Stored items:
****

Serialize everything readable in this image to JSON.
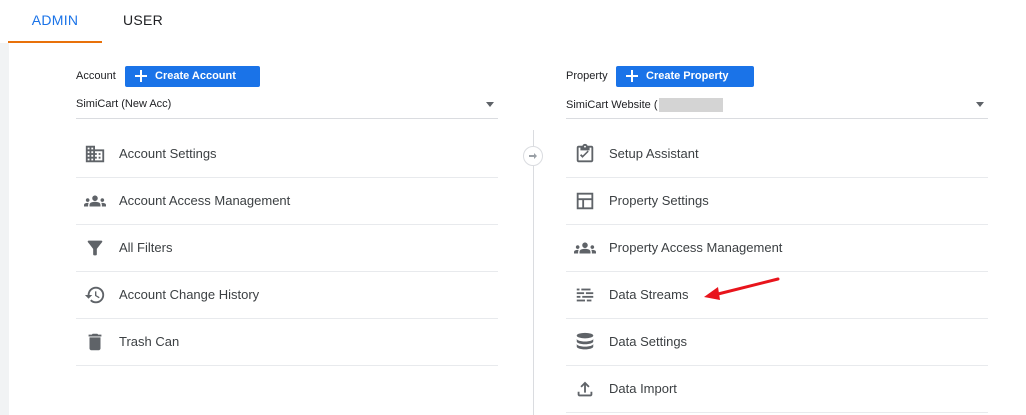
{
  "tabs": {
    "admin": "ADMIN",
    "user": "USER"
  },
  "account": {
    "label": "Account",
    "create_button": "Create Account",
    "selected": "SimiCart (New Acc)",
    "items": [
      {
        "label": "Account Settings",
        "icon": "building-icon"
      },
      {
        "label": "Account Access Management",
        "icon": "people-icon"
      },
      {
        "label": "All Filters",
        "icon": "filter-icon"
      },
      {
        "label": "Account Change History",
        "icon": "history-icon"
      },
      {
        "label": "Trash Can",
        "icon": "trash-icon"
      }
    ]
  },
  "property": {
    "label": "Property",
    "create_button": "Create Property",
    "selected": "SimiCart Website (",
    "items": [
      {
        "label": "Setup Assistant",
        "icon": "clipboard-check-icon"
      },
      {
        "label": "Property Settings",
        "icon": "layout-icon"
      },
      {
        "label": "Property Access Management",
        "icon": "people-icon"
      },
      {
        "label": "Data Streams",
        "icon": "data-streams-icon"
      },
      {
        "label": "Data Settings",
        "icon": "database-icon"
      },
      {
        "label": "Data Import",
        "icon": "upload-icon"
      }
    ]
  },
  "colors": {
    "accent_blue": "#1a73e8",
    "tab_underline": "#e8710a",
    "icon_gray": "#5f6368",
    "annotation_arrow": "#e8141c"
  }
}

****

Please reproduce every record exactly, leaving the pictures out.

Serialize everything readable in this image to JSON.
{
  "tabs": {
    "admin": "ADMIN",
    "user": "USER"
  },
  "account": {
    "label": "Account",
    "create_button": "Create Account",
    "selected": "SimiCart (New Acc)",
    "items": [
      {
        "label": "Account Settings",
        "icon": "building-icon"
      },
      {
        "label": "Account Access Management",
        "icon": "people-icon"
      },
      {
        "label": "All Filters",
        "icon": "filter-icon"
      },
      {
        "label": "Account Change History",
        "icon": "history-icon"
      },
      {
        "label": "Trash Can",
        "icon": "trash-icon"
      }
    ]
  },
  "property": {
    "label": "Property",
    "create_button": "Create Property",
    "selected": "SimiCart Website (",
    "items": [
      {
        "label": "Setup Assistant",
        "icon": "clipboard-check-icon"
      },
      {
        "label": "Property Settings",
        "icon": "layout-icon"
      },
      {
        "label": "Property Access Management",
        "icon": "people-icon"
      },
      {
        "label": "Data Streams",
        "icon": "data-streams-icon"
      },
      {
        "label": "Data Settings",
        "icon": "database-icon"
      },
      {
        "label": "Data Import",
        "icon": "upload-icon"
      }
    ]
  },
  "colors": {
    "accent_blue": "#1a73e8",
    "tab_underline": "#e8710a",
    "icon_gray": "#5f6368",
    "annotation_arrow": "#e8141c"
  }
}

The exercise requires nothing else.